WORK TO BE COMPLETED >>
What you return must match the records exactly.

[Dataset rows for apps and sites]
::::::

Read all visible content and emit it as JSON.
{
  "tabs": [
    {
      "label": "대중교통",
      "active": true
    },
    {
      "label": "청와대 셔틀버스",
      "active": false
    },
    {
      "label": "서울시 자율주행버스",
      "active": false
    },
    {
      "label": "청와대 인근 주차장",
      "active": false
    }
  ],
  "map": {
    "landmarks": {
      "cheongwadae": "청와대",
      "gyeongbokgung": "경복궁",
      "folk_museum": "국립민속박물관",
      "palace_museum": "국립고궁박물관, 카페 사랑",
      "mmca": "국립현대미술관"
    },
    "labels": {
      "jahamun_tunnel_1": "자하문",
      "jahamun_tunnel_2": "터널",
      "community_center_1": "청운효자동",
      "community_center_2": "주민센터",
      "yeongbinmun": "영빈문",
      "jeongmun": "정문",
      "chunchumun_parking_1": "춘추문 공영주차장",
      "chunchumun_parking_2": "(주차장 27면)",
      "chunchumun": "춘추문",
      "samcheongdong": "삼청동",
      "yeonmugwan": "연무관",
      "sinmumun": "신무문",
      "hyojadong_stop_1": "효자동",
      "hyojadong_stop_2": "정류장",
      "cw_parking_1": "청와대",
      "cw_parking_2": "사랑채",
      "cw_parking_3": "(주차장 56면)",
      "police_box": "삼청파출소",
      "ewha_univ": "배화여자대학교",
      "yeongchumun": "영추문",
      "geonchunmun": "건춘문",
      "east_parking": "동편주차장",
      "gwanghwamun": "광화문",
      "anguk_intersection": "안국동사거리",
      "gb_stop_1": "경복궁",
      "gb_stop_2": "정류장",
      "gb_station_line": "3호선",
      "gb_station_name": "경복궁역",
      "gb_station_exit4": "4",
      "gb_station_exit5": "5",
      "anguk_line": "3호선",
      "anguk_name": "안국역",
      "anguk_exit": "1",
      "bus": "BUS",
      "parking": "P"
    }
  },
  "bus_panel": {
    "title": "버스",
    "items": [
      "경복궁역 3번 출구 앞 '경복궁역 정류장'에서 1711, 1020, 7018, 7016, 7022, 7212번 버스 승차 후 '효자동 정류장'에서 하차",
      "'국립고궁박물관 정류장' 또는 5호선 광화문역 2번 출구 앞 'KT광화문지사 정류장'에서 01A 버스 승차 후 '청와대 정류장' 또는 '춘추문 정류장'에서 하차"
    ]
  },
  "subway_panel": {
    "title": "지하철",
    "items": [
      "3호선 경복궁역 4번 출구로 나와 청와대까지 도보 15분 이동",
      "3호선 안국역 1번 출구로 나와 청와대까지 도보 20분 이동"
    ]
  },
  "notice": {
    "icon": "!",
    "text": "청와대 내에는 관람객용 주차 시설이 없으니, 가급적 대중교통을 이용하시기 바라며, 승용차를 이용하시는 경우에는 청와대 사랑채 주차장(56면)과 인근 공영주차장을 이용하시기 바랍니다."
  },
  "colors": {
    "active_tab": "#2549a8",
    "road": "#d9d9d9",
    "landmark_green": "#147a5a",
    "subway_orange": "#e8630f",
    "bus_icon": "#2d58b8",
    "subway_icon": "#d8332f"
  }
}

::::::

SOLUTION FOR THIS TASK >>
Read all visible content and emit it as JSON.
{
  "tabs": [
    {
      "label": "대중교통",
      "active": true
    },
    {
      "label": "청와대 셔틀버스",
      "active": false
    },
    {
      "label": "서울시 자율주행버스",
      "active": false
    },
    {
      "label": "청와대 인근 주차장",
      "active": false
    }
  ],
  "map": {
    "landmarks": {
      "cheongwadae": "청와대",
      "gyeongbokgung": "경복궁",
      "folk_museum": "국립민속박물관",
      "palace_museum": "국립고궁박물관, 카페 사랑",
      "mmca": "국립현대미술관"
    },
    "labels": {
      "jahamun_tunnel_1": "자하문",
      "jahamun_tunnel_2": "터널",
      "community_center_1": "청운효자동",
      "community_center_2": "주민센터",
      "yeongbinmun": "영빈문",
      "jeongmun": "정문",
      "chunchumun_parking_1": "춘추문 공영주차장",
      "chunchumun_parking_2": "(주차장 27면)",
      "chunchumun": "춘추문",
      "samcheongdong": "삼청동",
      "yeonmugwan": "연무관",
      "sinmumun": "신무문",
      "hyojadong_stop_1": "효자동",
      "hyojadong_stop_2": "정류장",
      "cw_parking_1": "청와대",
      "cw_parking_2": "사랑채",
      "cw_parking_3": "(주차장 56면)",
      "police_box": "삼청파출소",
      "ewha_univ": "배화여자대학교",
      "yeongchumun": "영추문",
      "geonchunmun": "건춘문",
      "east_parking": "동편주차장",
      "gwanghwamun": "광화문",
      "anguk_intersection": "안국동사거리",
      "gb_stop_1": "경복궁",
      "gb_stop_2": "정류장",
      "gb_station_line": "3호선",
      "gb_station_name": "경복궁역",
      "gb_station_exit4": "4",
      "gb_station_exit5": "5",
      "anguk_line": "3호선",
      "anguk_name": "안국역",
      "anguk_exit": "1",
      "bus": "BUS",
      "parking": "P"
    }
  },
  "bus_panel": {
    "title": "버스",
    "items": [
      "경복궁역 3번 출구 앞 '경복궁역 정류장'에서 1711, 1020, 7018, 7016, 7022, 7212번 버스 승차 후 '효자동 정류장'에서 하차",
      "'국립고궁박물관 정류장' 또는 5호선 광화문역 2번 출구 앞 'KT광화문지사 정류장'에서 01A 버스 승차 후 '청와대 정류장' 또는 '춘추문 정류장'에서 하차"
    ]
  },
  "subway_panel": {
    "title": "지하철",
    "items": [
      "3호선 경복궁역 4번 출구로 나와 청와대까지 도보 15분 이동",
      "3호선 안국역 1번 출구로 나와 청와대까지 도보 20분 이동"
    ]
  },
  "notice": {
    "icon": "!",
    "text": "청와대 내에는 관람객용 주차 시설이 없으니, 가급적 대중교통을 이용하시기 바라며, 승용차를 이용하시는 경우에는 청와대 사랑채 주차장(56면)과 인근 공영주차장을 이용하시기 바랍니다."
  },
  "colors": {
    "active_tab": "#2549a8",
    "road": "#d9d9d9",
    "landmark_green": "#147a5a",
    "subway_orange": "#e8630f",
    "bus_icon": "#2d58b8",
    "subway_icon": "#d8332f"
  }
}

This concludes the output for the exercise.